The demand for and interest in independent, niche and artisan winegrowers and producers across Europe continues to rise as sommeliers, restaurateurs and specialist wine importers alike look to find something new, original and interesting for their customers. On May 16 they will have the chance to taste the wines from across 11 countries and the members of the European Confederation of Independent Winegrowers (CEVI) at what will be its first main UK tasting held in London.
The art to finding good wine often comes down to how good the matchmakers are who can put the buyers and sellers together, which is very much the role of the European Confederation of Independent Winegrowers, explains its president, and French wine producer, Thomas Montagne.
Can you tell us about CEVI. When and why was it set up?
CEVI was founded in 2002 and set out with one main intention, to protect the interest of independent winegrowers. These winegrowers play a vital role in producing and delivering high quality products, in the development of rural areas and in raising the profile of European tourism so we believe that it is very important they are supported.

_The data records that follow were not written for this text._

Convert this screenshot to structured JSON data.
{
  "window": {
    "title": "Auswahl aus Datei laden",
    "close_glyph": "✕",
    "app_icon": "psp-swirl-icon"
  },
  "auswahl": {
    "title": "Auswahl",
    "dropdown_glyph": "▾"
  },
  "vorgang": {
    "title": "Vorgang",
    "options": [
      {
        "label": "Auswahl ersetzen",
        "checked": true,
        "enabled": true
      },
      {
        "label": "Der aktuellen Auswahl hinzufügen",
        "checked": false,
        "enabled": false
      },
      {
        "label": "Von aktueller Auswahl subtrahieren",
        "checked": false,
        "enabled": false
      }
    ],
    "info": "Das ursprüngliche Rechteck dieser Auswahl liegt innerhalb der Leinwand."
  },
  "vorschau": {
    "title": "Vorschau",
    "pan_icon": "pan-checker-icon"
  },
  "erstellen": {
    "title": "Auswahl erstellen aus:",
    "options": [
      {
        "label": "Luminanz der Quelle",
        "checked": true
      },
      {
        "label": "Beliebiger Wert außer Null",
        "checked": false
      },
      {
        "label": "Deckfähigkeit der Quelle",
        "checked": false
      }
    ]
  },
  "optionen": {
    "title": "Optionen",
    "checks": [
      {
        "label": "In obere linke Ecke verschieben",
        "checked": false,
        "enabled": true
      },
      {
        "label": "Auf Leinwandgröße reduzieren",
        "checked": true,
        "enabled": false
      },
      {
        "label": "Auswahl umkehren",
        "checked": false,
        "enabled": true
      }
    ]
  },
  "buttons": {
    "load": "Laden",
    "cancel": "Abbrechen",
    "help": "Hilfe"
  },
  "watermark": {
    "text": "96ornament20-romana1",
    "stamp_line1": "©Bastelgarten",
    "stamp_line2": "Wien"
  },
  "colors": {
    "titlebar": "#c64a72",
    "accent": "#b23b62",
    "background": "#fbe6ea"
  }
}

Was the intention to have members from so many different countries?
It has really been a very natural process due to there being so many independent winegrowers all over Europe. There are so many families who have had wineries in the family for many generations and we want to ensure they remain so for many more.
What is the criteria for producers/growers to become members?
We ensure that all members respect and adhere to the philosophy at the heart of being an independent winegrower: ie they cultivate their own vineyard, produce the wine in their own cellar and sell the products to the consumers.
For the past 16 years it has been based on a voluntary basis. The main criteria being that each producer must be an independent winegrower, who owns their own vineyard, and makes and sells their own wine without using a negociant.
We currently have over 12,000 members across 11 countries: France, Switzerland, Portugal, Luxembourg, Hungary, Slovenia, Montenegro. Bulgaria, Italy, Belgium and Spain. The fee to be a member is dependent on the number of winegrowers within the country. We provide members with the chance to have their voice heard in the EU and to be a part of a family of winegrowers. Members exchange their best practices, advise each other and help find solutions to any problems. CEVI also increases the winegrowers’ visibility within the industry through events such as our first UK Trade Tasting on May 16 in London.
What are the main objectives for CEVI and how do you go about achieving them?
Our sole objective is to represent and protect the interests of independent winegrowers in EU institutions.
This is achieved in four main ways:
- lobbying at EU level, our employees are accredited lobbyists within the European Parliament
- disseminating information from the EU at a national level
- external communications
- working on EU funding projects.
What would you say have been the big successes for CEVI since it was set up?
Our biggest achievement to date has been increasing CEVI’s, and its members’, visibility among EU institutions and growing our voice and influence
What sort of events/ tastings have you held in the past?
We do tastings on a yearly basis in CEVI’s member countries, but this is the first time we are doing a trade tasting as a whole and it is also our first time in the UK. We are incredibly excited to be here and to show our members’ fantastic wines in London. The UK is a wonderfully international and important market for the wine sector and it is always open to new wines so we feel it is a good time. UK buyers also have a keen interest and desire for niche wines and they fully support independent winegrowers.
What sort of wines/price points and routes to market are the producers targeting their wines at?
We are approaching the niche end of the market via independent wine merchants and smaller on-trade companies, suppliers, importers and restaurant buyers.
Can you tell us about your own winery?
I am based at Château de Clapier, in the Luberon (south-east of the Rhone Valley). The property has been in the family since 1880 and we now have 35ha of vines.
What sort of wines do you make?
The main red grape varieties are Syrah and Grenache, as well as Pinot Noir, which I am very proud to be the only one to use in AOP Luberon! I also have Merlots and Cabernets for PGI wines. For the whites we are using Roussanne, Grenache Blanc, Vermentino and Viognier grape varieties. Rosé is made from Grenache and Cinsaut.
We produce red, white and rose, with a full range of 12 different wines, depending on the blends and winemaking methods. Our RRPs range from €5.40 to €24 per bottle (in France).
The two main wines from the AOP Luberon are:
– Vibrato: fresh wines, young to drink
– Soprano: these wines are more concentrated, with vinification in oak barrels for whites and rosés, and barrel aging for the red
Are your wines available in the UK?
I am not currently selling in the UK but I am looking for representation.
Which of your wines do you think are suitable for the UK and why?
I think the red and white Vibrato could be successful in the UK, especially with summer around the corner.
* The first CEVI tasting takes place on May 16 across two sessions, 11am-2pm and 3pm-6pm, at London’s Lindley Hall, Royal Horticultural Halls, featuring 60 producers from all 11 member countries. To find out full details and to register click here. Please use the password CEVI (capitals) to access the site.